So common in our daily life, but seldom questioned, the term “hot dog” is not even near the accurate description of what it really is. The reason is that the word is not indigenous to Latin American regions, but to the United States. Although there is plenty of clear evidence regarding the reasons why the term was coined that way, there seems to be no consensus about who did it or exactly when. Throughout this article, we will try to summarize all the different arguments that explain it.
The word “dog” has been used, at least since 1884, in order to refer to the sausage in the United States. The hot dog was first introduced in the country by German immigrants, and the consumption of dog meat in Germany was something moderately common. By association, it was occasionally justified to infer at that time, that the sausages contained this animal’s meat. In fact, several sausage producers in the United States were accused of using it as a raw material.
Of course, nowadays, all of these is not even close to reality. The origin of the term hot dog was supposedly coined after the cartoonist Tad Dorgan, who wrote and made cartoons in the New York Evening Journal. During a New York Giants baseball game in 1901, he heard how hot dogs were sold by saying: “They are red hot!, get your dachshund (sausage dog) while they are red hot!”. The analogy inspired Dorgan to represent it that way in his comics: A “dachshund” “in a bread”, which gave the idea of the hot dog. However, this myth has never been proven since the alleged cartoon has never been found.

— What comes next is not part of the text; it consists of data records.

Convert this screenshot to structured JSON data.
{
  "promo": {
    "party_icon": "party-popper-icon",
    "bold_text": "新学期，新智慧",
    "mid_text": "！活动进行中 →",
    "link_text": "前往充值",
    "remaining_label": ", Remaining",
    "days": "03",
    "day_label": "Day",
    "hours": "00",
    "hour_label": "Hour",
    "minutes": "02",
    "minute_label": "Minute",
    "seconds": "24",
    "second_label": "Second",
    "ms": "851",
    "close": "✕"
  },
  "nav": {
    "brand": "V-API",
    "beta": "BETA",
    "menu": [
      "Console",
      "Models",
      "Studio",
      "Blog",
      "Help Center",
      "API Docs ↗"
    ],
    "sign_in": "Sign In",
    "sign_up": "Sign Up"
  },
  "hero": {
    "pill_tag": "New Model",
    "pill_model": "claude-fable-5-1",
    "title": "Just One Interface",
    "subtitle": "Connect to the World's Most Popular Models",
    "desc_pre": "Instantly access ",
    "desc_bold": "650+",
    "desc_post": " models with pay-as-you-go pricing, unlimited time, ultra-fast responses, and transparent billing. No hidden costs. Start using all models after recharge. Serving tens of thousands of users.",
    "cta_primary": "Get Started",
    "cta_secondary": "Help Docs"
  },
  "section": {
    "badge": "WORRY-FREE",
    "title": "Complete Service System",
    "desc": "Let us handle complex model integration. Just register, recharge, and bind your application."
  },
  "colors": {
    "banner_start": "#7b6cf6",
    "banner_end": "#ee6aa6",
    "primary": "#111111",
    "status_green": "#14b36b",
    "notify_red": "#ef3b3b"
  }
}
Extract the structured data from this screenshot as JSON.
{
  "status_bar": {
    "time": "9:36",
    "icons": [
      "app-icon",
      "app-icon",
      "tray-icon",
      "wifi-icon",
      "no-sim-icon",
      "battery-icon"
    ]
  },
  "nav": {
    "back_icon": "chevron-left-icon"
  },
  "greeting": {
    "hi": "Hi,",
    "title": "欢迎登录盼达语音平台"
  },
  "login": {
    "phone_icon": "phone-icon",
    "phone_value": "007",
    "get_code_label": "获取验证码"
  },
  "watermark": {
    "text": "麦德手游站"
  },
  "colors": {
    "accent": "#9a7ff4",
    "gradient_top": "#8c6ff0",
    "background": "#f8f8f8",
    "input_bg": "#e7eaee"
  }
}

In the following link you will find a funny game to pass the time where you will need to cook some delicious hot dogs very fast.
Can you handle the challenge?